Should the word "title" occur in a line of the records, copy that line.

──────── Dataset extract

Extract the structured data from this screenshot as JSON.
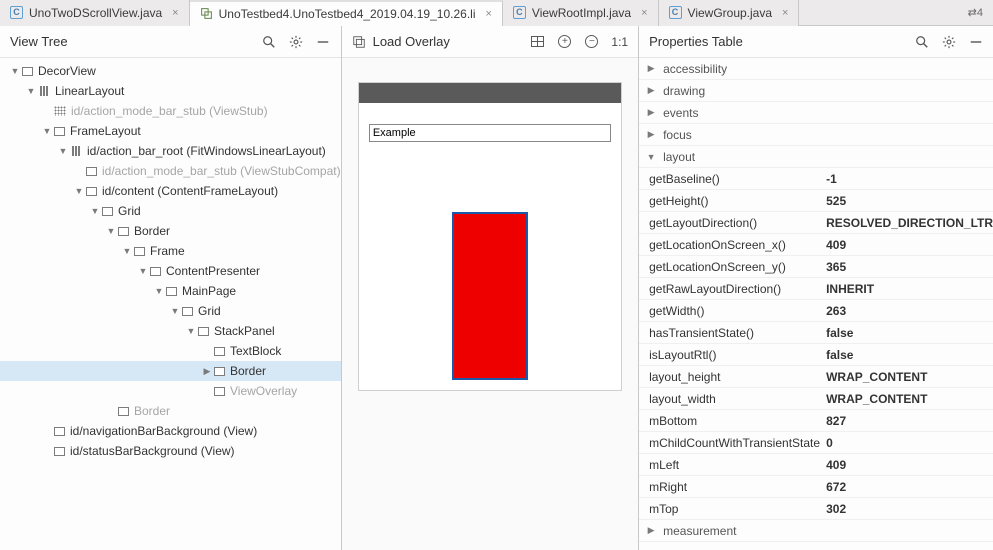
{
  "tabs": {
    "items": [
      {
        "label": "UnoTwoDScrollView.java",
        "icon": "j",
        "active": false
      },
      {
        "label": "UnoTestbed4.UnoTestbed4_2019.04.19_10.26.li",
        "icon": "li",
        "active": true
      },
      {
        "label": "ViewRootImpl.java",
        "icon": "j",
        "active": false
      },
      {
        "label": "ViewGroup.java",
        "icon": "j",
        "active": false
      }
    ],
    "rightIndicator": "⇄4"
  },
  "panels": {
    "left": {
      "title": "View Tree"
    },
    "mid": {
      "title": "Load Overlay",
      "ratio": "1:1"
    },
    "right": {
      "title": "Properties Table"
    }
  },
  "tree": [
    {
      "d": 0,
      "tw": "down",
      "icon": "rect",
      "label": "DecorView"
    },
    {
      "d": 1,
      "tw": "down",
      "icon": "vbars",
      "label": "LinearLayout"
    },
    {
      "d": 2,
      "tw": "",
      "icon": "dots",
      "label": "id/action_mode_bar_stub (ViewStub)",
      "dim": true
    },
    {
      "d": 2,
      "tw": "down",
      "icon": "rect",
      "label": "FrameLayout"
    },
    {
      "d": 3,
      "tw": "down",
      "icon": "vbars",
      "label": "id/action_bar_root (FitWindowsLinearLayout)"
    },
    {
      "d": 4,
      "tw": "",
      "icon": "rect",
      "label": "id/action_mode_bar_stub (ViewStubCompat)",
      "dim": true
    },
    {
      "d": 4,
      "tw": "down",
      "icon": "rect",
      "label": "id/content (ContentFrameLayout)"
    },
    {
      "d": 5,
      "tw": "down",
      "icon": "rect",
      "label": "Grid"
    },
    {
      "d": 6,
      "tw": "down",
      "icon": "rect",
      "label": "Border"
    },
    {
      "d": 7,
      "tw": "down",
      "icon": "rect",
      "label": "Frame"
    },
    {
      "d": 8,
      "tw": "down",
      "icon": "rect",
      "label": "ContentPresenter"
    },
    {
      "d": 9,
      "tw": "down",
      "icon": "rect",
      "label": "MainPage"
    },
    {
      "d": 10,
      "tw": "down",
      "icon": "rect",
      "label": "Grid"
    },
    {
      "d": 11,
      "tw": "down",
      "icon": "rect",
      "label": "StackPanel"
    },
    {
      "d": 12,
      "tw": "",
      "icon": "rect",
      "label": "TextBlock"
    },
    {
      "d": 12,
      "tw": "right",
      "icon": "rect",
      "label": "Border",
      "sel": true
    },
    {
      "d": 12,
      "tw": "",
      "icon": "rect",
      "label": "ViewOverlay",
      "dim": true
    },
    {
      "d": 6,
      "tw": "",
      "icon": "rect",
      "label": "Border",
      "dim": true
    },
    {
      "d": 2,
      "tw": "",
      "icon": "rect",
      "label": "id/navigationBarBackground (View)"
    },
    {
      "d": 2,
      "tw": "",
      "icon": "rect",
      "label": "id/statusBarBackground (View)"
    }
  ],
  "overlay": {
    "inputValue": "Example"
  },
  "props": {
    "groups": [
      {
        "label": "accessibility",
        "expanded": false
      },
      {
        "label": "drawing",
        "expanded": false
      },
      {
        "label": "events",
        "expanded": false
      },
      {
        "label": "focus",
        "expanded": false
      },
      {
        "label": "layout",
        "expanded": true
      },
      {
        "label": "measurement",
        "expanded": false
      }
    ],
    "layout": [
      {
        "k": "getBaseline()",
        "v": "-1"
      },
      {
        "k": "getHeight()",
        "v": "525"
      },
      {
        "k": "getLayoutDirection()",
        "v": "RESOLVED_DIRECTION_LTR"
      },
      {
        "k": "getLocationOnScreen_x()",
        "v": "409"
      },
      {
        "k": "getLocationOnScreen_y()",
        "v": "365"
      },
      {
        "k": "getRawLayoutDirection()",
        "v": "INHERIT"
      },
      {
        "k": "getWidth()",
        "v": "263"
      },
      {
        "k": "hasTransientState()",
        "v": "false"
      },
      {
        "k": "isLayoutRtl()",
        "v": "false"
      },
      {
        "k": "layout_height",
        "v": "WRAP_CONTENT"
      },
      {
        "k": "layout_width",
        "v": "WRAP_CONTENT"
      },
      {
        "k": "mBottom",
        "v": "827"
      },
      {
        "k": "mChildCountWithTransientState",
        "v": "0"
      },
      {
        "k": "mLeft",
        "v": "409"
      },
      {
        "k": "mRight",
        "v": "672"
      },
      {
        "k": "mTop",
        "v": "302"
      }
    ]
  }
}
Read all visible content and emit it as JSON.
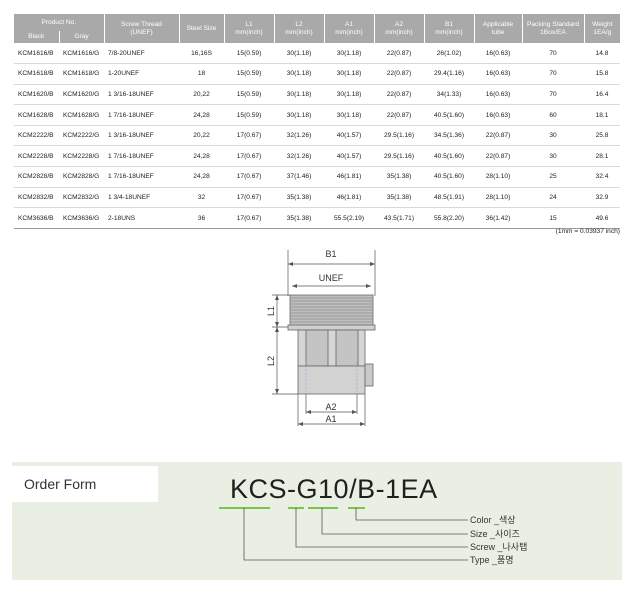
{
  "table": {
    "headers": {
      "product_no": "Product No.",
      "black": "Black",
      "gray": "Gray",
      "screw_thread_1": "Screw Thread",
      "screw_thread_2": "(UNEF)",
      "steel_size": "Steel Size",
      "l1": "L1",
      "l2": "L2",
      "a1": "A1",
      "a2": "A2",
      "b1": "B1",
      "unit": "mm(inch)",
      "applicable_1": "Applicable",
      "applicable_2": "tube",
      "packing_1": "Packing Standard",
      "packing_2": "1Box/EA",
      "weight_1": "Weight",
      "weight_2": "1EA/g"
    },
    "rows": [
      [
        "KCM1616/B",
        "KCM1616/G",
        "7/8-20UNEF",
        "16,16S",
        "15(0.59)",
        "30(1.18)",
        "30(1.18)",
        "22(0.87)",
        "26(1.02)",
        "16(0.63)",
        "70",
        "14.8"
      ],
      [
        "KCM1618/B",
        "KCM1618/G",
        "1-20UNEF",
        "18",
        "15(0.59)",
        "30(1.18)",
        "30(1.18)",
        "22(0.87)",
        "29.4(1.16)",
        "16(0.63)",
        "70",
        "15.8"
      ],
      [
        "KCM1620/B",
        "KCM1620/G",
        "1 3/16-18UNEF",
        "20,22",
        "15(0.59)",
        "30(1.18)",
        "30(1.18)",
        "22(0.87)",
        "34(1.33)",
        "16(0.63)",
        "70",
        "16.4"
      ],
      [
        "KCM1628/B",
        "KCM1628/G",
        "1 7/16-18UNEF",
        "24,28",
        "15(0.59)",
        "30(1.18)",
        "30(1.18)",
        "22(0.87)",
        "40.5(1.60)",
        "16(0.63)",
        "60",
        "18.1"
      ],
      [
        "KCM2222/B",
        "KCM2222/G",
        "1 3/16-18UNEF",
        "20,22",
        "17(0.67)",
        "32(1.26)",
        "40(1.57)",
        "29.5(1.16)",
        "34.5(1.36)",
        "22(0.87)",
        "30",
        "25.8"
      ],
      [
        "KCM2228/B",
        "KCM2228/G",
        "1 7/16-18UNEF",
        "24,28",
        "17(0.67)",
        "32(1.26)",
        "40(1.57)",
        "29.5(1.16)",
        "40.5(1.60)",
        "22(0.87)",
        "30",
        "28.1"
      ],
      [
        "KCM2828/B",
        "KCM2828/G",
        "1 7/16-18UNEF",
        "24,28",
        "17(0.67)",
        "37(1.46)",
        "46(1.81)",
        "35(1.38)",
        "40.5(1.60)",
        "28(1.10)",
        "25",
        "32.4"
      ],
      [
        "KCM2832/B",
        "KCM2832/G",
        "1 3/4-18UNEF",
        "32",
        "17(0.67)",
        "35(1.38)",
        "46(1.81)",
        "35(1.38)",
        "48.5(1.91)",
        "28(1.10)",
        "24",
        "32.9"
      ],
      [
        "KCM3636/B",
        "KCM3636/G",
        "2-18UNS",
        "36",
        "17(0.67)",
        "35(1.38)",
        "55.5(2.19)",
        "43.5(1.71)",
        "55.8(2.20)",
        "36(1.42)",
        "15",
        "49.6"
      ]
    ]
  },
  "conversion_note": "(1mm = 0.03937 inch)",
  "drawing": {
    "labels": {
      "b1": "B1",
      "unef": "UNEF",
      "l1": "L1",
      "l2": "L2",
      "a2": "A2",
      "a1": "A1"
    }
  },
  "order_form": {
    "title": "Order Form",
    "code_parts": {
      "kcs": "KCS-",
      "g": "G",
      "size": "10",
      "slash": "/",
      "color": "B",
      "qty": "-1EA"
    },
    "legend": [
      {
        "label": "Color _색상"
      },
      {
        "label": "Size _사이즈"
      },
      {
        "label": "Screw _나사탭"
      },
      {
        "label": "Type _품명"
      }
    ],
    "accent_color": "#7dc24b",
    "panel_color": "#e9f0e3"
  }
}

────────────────

Written answer:
      "title": "View Tree"
      "title": "Load Overlay",
      "title": "Properties Table"
    "title": "Order Form",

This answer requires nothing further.